https://www.sunburynews.com/wp-content/uploads/sites/48/2017/08/web1_apple-trees.jpgClip art illustration of an apple trees in an orchard.

By Jill Richardson

Guest Columnist

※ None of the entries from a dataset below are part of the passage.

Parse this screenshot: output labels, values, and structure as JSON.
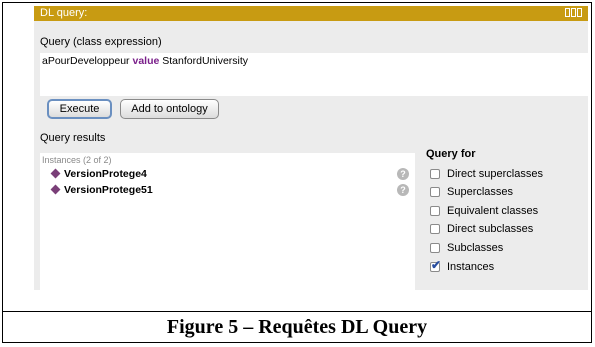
{
  "window": {
    "title": "DL query:"
  },
  "query": {
    "section_label": "Query (class expression)",
    "expression": {
      "part1": "aPourDeveloppeur",
      "keyword": "value",
      "part2": "StanfordUniversity"
    }
  },
  "buttons": {
    "execute": "Execute",
    "add_to_ontology": "Add to ontology"
  },
  "results": {
    "section_label": "Query results",
    "header": "Instances (2 of 2)",
    "items": [
      {
        "name": "VersionProtege4"
      },
      {
        "name": "VersionProtege51"
      }
    ],
    "help_glyph": "?"
  },
  "query_for": {
    "label": "Query for",
    "options": [
      {
        "label": "Direct superclasses",
        "checked": false
      },
      {
        "label": "Superclasses",
        "checked": false
      },
      {
        "label": "Equivalent classes",
        "checked": false
      },
      {
        "label": "Direct subclasses",
        "checked": false
      },
      {
        "label": "Subclasses",
        "checked": false
      },
      {
        "label": "Instances",
        "checked": true
      }
    ],
    "check_glyph": "✔"
  },
  "caption": "Figure 5 – Requêtes DL Query",
  "colors": {
    "titlebar": "#c89b12",
    "keyword": "#7a1f8a",
    "individual": "#7a3f78"
  }
}
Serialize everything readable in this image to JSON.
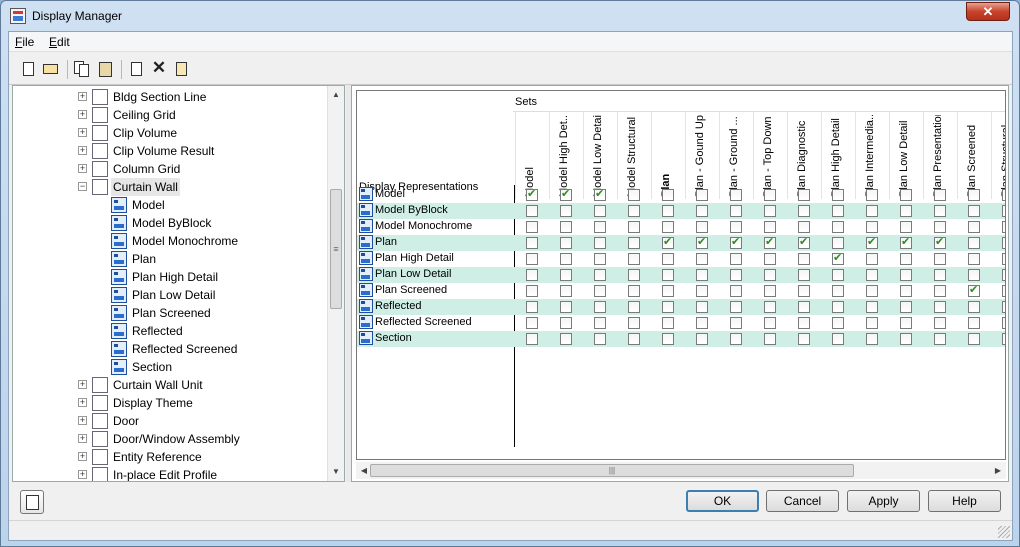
{
  "window": {
    "title": "Display Manager",
    "close_glyph": "✕"
  },
  "menu": [
    {
      "key": "F",
      "rest": "ile"
    },
    {
      "key": "E",
      "rest": "dit"
    }
  ],
  "toolbar": [
    {
      "icon": "new-document-icon"
    },
    {
      "icon": "open-folder-icon"
    },
    {
      "icon": "copy-icon"
    },
    {
      "icon": "paste-icon"
    },
    {
      "icon": "purge-icon"
    },
    {
      "icon": "delete-icon"
    },
    {
      "icon": "rename-icon"
    }
  ],
  "tree": {
    "items": [
      {
        "label": "Bldg Section Line",
        "level": 0,
        "expander": "+"
      },
      {
        "label": "Ceiling Grid",
        "level": 0,
        "expander": "+"
      },
      {
        "label": "Clip Volume",
        "level": 0,
        "expander": "+"
      },
      {
        "label": "Clip Volume Result",
        "level": 0,
        "expander": "+"
      },
      {
        "label": "Column Grid",
        "level": 0,
        "expander": "+"
      },
      {
        "label": "Curtain Wall",
        "level": 0,
        "expander": "−",
        "selected": true
      },
      {
        "label": "Model",
        "level": 1
      },
      {
        "label": "Model ByBlock",
        "level": 1
      },
      {
        "label": "Model Monochrome",
        "level": 1
      },
      {
        "label": "Plan",
        "level": 1
      },
      {
        "label": "Plan High Detail",
        "level": 1
      },
      {
        "label": "Plan Low Detail",
        "level": 1
      },
      {
        "label": "Plan Screened",
        "level": 1
      },
      {
        "label": "Reflected",
        "level": 1
      },
      {
        "label": "Reflected Screened",
        "level": 1
      },
      {
        "label": "Section",
        "level": 1
      },
      {
        "label": "Curtain Wall Unit",
        "level": 0,
        "expander": "+"
      },
      {
        "label": "Display Theme",
        "level": 0,
        "expander": "+"
      },
      {
        "label": "Door",
        "level": 0,
        "expander": "+"
      },
      {
        "label": "Door/Window Assembly",
        "level": 0,
        "expander": "+"
      },
      {
        "label": "Entity Reference",
        "level": 0,
        "expander": "+"
      },
      {
        "label": "In-place Edit Profile",
        "level": 0,
        "expander": "+"
      }
    ],
    "scroll_up": "▲",
    "scroll_down": "▼",
    "scroll_grip": "≡"
  },
  "grid": {
    "sets_label": "Sets",
    "rep_header": "Display Representations",
    "columns": [
      {
        "label": "Model"
      },
      {
        "label": "Model High Det..."
      },
      {
        "label": "Model Low Detail"
      },
      {
        "label": "Model Structural"
      },
      {
        "label": "Plan",
        "bold": true
      },
      {
        "label": "Plan - Gound Up"
      },
      {
        "label": "Plan - Ground ..."
      },
      {
        "label": "Plan - Top Down"
      },
      {
        "label": "Plan Diagnostic"
      },
      {
        "label": "Plan High Detail"
      },
      {
        "label": "Plan Intermedia..."
      },
      {
        "label": "Plan Low Detail"
      },
      {
        "label": "Plan Presentation"
      },
      {
        "label": "Plan Screened"
      },
      {
        "label": "Plan Structural"
      }
    ],
    "rows": [
      {
        "label": "Model",
        "checked": [
          0,
          1,
          2
        ]
      },
      {
        "label": "Model ByBlock",
        "checked": []
      },
      {
        "label": "Model Monochrome",
        "checked": []
      },
      {
        "label": "Plan",
        "checked": [
          4,
          5,
          6,
          7,
          8,
          10,
          11,
          12
        ]
      },
      {
        "label": "Plan High Detail",
        "checked": [
          9
        ]
      },
      {
        "label": "Plan Low Detail",
        "checked": []
      },
      {
        "label": "Plan Screened",
        "checked": [
          13
        ]
      },
      {
        "label": "Reflected",
        "checked": []
      },
      {
        "label": "Reflected Screened",
        "checked": []
      },
      {
        "label": "Section",
        "checked": []
      }
    ],
    "hscroll_left": "◀",
    "hscroll_right": "▶",
    "hscroll_grip": "|||"
  },
  "buttons": {
    "ok": "OK",
    "cancel": "Cancel",
    "apply": "Apply",
    "help": "Help"
  },
  "colors": {
    "alt_row": "#cfeee5",
    "check": "#2e8a23",
    "default_button_border": "#3c7fb1"
  }
}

OtherWords columnist Jill Richardson is the author of Recipe for America: Why Our Food System Is Broken and What We Can Do to Fix It. Distributed by OtherWords.org.